Rather than a speaker presentation, yesterday’s meeting was a live accessibility assessment by Scott Williams, UM web accessibility coordinator, of a recently published UM school website.
How did he begin his accessibility evaluation?
Manually checking the website.
Williams reviewed the layout of the site and information on the pages as he accessed the structure and content on the website. What I enjoyed about his review was that he didn’t immediately look at page source, instead focusing on the content and layout.
Commonly Seen Issues
Though they didn’t all apply to the site being reviewed, Williams noted items he frequently sees when analyzing sites for accessibility:
- Carousel or slideshow on the home page (problematic if not coded correctly)
- Faded out social media icons, which cause issues for people with low vision
- Cluttered, crowded pages, with little space between page elements
When he encounters those issues, he makes a note to look at the code and styles when he later reviews page source.
After his initial review of the site layout and content, Williams continued his analysis with keyboard testing. By tabbing through the site and using the arrow keys, he demonstrated how to navigate the page, visually see focus, as well as the page layout.
Does focus display after a couple tabs? If not, it’s likely outlines have been disabled in CSS. If you were to review the stylesheet, you’d likely see
outline: none, which removes visible focus.
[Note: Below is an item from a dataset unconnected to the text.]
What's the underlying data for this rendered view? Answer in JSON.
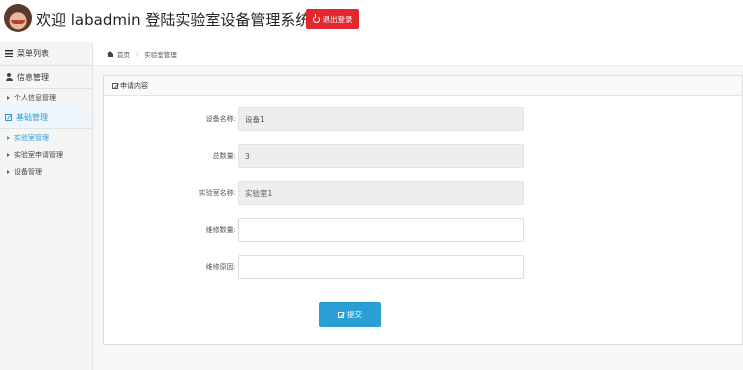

Making keyboard focus obvious provides feedback to users who can confirm where they are on the page.
Williams recommended not relying on browser defaults for focus; Firefox is problematic with a thin dotted line, which isn’t very evident.
Another tip: when styling the outline, consider color contrast. A light blue color on a medium blue color doesn’t work well.
Only after visually reviewing the page and using the keyboard did Williams discuss screen readers. His recommendation is to always begin accessibility assessments with manual reviews.
For screen readers, Williams recommends using the free NVDA (NonVisual Desktop Access) or Apple VoiceOver screen readers to check the website pages. Unfortunately, Android TalkBack isn’t as robust as NVDA or VoiceOver.
While we didn’t have time for a VoiceOver or NVDA demo, Williams did find time to show how he uses automated accessibility checkers.
Automated Accessibility Checkers
There’s a number of automated accessibility checkers available, some are online, others are downloadable programs or available as plugins.
Williams used two checkers at yesterday’s meeting, highlighted another checker, and discussed features and strengths:
- Tenon.io: Available online, free trial, or monthly/yearly pricing. Currently tests numerous criterion and tests for Web Content Accessibility Guidelines (WCAG) 2.0 A, AA, and AAA. Tenon displays each violation, the number of violations, and offers an explanation. Errors are explained in the right sidebar.
- aXe plugin for Chrome. Available for free in the Chrome Web Store. A lightweight plugin, aXE has a clean interface and groups results well. It displays the WCAG violation and the number of violations for each violation in a list.
- WAVE. Available as a WAVE online tool, or in the browser as a Firefox addon, or Chrome plugin. WAVE is very graphical, displaying errors and alerts on the page with small colorful icons. You can easily find insonsistencies in styles by disabling styles in the WAVE sidebar.
A Few Accessibility Tips
As he analyzed the website, Williams shared helpful tips to keep in mind for web pages.
- Always alert the user if a new page will be opened when a link is selected. You can add an “opens a new page” in the link text, or if it’s an image, include the info in the ALT text.
- Be mindful of nesting headings correctly
- Test color contrast for your links, hover/focus states, and test page elements that display with different background colors.
At the end of the assessment, Williams asked what tools people use for color contrast testing. Here’s a few recommendations:
- Colour Contrast Analyzer tool (Windows and Mac) by The Paciello Group
- Online Check My Colours site, where you submit your page URL and results are displayed for entire page
- WebAIM Color Contrast Checker, where you submit the foreground and background colors
- Accessible Colors, an online site that evaluates color combinations and offers suggestions for modifying color lightness
What tools do you use for website accessibility testing?